[Recorded data]
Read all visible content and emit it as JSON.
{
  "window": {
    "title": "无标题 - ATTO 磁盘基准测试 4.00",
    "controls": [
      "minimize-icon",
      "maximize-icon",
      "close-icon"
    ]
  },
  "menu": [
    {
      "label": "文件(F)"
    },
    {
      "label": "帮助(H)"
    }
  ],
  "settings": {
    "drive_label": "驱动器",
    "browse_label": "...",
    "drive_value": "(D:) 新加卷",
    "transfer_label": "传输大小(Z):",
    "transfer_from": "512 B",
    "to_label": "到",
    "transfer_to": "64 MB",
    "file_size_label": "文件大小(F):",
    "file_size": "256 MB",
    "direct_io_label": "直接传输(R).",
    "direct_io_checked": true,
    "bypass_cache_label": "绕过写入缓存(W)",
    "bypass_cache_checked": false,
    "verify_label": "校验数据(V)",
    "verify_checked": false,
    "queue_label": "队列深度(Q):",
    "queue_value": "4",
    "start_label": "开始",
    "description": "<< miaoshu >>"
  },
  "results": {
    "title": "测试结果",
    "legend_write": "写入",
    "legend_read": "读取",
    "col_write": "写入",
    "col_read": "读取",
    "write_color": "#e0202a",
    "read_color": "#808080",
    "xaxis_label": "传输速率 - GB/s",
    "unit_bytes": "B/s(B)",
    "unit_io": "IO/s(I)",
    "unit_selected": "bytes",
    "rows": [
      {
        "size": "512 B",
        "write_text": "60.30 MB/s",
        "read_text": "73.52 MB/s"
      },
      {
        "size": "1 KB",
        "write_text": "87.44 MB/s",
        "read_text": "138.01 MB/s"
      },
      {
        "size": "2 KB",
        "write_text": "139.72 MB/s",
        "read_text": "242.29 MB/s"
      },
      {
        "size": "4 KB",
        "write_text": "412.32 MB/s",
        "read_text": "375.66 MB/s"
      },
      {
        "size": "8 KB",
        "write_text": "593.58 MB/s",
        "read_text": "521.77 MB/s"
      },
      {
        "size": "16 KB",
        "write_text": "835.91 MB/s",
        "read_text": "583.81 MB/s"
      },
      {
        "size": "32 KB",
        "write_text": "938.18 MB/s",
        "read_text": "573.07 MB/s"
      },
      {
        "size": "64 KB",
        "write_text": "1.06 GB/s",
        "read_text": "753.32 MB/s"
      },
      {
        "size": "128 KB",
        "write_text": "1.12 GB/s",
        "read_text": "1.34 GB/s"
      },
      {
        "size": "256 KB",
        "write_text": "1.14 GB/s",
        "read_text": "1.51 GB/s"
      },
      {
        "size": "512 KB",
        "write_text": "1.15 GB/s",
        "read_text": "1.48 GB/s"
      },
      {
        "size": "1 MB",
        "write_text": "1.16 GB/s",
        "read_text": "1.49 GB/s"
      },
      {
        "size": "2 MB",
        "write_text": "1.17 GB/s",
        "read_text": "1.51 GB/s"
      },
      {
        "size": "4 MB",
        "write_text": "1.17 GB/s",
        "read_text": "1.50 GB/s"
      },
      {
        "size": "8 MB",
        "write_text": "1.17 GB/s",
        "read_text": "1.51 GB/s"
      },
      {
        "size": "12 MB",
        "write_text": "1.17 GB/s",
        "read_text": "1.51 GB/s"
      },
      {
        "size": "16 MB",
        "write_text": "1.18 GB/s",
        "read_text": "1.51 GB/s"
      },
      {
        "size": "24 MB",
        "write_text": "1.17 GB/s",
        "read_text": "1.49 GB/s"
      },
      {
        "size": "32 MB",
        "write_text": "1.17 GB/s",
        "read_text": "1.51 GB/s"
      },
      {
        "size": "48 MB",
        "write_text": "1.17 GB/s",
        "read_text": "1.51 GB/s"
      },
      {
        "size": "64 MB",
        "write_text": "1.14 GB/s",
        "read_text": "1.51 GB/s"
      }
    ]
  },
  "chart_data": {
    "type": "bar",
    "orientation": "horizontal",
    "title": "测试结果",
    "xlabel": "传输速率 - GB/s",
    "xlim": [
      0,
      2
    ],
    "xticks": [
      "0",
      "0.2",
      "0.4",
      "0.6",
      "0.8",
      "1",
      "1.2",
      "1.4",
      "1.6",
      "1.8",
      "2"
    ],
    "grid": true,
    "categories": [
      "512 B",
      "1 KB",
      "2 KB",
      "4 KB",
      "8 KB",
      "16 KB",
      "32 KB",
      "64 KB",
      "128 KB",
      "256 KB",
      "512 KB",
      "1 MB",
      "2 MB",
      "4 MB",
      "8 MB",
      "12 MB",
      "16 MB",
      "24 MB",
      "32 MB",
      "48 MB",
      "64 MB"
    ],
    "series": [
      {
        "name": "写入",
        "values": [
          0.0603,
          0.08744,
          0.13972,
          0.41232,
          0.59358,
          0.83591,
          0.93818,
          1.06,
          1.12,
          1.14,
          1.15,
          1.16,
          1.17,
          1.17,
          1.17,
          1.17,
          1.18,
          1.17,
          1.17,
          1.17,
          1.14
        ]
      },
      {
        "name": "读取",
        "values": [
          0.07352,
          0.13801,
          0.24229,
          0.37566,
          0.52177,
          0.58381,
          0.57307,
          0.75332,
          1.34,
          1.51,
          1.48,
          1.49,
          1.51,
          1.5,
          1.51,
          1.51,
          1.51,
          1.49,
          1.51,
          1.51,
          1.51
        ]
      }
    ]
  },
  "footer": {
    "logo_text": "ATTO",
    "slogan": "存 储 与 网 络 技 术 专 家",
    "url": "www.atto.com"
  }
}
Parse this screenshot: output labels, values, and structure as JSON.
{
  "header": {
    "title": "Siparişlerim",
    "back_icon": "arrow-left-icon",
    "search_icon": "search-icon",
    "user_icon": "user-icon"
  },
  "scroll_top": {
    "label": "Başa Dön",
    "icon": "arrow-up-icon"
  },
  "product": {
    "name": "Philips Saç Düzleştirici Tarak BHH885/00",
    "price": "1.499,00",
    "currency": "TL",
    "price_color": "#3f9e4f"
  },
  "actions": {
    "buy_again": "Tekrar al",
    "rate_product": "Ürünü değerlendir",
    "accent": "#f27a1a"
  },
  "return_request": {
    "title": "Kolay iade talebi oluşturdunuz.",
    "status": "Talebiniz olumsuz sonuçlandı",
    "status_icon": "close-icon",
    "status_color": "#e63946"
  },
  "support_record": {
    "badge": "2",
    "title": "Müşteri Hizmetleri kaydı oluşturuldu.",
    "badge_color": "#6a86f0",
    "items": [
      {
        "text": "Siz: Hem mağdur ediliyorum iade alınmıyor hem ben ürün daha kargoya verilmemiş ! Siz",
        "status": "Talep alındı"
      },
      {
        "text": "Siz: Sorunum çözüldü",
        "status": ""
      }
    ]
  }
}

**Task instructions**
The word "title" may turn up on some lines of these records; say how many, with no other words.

**Task answer**
6